[WHAT TO DO] For every line in the entries that contains "Inline", show the whole line.

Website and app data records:

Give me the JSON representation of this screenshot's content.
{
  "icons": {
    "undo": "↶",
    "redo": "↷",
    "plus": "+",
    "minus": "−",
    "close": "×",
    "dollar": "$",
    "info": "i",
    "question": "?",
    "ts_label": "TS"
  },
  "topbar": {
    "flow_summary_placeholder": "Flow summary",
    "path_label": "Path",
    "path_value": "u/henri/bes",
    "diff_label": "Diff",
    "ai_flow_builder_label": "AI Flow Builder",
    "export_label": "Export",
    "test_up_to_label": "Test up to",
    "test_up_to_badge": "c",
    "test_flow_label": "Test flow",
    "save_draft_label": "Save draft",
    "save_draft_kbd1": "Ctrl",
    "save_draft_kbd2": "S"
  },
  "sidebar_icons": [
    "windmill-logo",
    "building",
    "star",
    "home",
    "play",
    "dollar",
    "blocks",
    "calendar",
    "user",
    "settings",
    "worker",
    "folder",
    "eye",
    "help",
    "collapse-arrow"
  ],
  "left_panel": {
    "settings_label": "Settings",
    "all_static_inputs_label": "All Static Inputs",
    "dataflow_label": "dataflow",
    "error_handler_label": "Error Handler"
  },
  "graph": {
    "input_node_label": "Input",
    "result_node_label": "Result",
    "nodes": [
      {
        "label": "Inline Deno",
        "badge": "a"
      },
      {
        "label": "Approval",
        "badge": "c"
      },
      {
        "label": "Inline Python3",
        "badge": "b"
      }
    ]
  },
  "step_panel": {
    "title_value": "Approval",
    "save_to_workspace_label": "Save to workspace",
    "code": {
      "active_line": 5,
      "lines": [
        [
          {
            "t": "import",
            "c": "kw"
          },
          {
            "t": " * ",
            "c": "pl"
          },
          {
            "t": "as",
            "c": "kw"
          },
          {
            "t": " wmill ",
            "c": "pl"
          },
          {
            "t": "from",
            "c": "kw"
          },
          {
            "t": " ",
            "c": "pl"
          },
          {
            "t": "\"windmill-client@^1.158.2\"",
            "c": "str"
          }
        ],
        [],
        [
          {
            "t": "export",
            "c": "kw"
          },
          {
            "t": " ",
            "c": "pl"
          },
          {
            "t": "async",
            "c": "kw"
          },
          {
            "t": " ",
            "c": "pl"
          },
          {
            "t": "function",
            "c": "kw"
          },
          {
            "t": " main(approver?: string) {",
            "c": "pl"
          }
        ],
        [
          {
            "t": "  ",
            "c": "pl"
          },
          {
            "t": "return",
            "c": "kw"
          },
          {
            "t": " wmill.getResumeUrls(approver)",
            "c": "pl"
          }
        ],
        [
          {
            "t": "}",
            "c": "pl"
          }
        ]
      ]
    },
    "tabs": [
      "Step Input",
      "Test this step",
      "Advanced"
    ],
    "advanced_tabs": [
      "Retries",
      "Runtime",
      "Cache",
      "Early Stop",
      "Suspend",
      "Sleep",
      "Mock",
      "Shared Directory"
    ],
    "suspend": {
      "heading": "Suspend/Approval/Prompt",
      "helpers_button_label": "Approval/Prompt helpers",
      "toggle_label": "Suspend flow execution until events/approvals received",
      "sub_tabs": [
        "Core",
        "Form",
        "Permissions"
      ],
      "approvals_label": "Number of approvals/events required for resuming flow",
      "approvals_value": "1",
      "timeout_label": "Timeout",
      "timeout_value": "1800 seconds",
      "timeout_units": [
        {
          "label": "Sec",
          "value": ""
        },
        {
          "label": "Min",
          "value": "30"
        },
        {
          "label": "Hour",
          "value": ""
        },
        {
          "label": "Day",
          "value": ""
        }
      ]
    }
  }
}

[WRITTEN SOLUTION]
        "label": "Inline Deno",
        "label": "Inline Python3",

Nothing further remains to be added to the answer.